App and web page records
--------------------------------------------------
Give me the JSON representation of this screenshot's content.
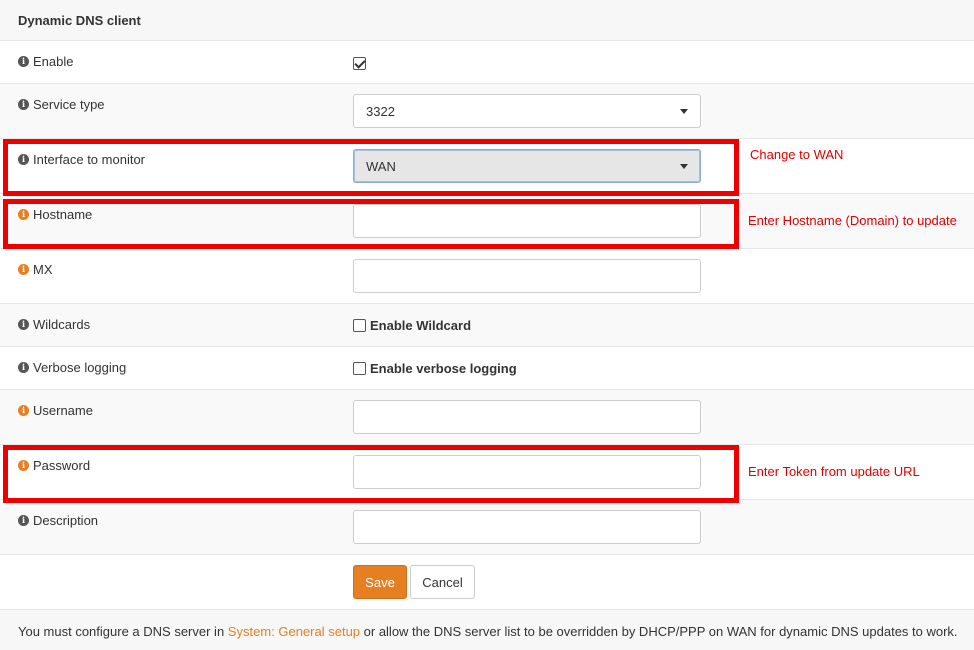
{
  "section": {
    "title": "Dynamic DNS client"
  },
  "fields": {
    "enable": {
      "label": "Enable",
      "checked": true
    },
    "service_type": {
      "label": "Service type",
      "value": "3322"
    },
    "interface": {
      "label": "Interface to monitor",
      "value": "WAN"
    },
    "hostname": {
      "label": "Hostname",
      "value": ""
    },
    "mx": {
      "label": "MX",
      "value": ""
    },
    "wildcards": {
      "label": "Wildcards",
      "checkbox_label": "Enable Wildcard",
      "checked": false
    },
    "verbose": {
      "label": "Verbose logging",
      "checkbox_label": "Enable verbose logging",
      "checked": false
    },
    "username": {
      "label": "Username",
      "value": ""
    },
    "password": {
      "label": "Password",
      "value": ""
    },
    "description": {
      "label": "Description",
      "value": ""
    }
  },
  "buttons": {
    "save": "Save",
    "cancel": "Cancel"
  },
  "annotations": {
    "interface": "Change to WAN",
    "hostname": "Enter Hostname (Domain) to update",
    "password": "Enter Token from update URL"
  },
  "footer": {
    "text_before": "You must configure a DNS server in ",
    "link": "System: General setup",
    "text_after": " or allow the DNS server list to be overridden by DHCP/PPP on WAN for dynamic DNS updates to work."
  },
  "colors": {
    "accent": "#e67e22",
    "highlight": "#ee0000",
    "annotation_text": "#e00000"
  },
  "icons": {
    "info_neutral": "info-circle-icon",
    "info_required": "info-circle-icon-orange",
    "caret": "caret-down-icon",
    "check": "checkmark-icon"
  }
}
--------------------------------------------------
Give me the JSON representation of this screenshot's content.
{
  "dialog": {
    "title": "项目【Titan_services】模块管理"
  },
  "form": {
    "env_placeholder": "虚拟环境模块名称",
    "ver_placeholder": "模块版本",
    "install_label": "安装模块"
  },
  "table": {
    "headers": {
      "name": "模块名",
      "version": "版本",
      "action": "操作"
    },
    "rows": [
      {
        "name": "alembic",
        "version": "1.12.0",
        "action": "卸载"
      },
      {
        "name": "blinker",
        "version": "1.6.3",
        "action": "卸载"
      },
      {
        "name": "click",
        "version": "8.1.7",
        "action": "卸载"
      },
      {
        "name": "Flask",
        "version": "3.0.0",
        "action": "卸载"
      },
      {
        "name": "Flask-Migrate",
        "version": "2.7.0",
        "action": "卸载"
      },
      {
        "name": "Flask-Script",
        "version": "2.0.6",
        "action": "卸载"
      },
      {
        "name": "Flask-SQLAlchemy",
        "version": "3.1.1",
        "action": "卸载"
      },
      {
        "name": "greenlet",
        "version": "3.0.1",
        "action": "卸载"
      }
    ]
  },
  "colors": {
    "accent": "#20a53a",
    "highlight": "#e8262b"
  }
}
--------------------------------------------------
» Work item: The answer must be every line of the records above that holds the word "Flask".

» Task response:
        "name": "Flask",
        "name": "Flask-Migrate",
        "name": "Flask-Script",
        "name": "Flask-SQLAlchemy",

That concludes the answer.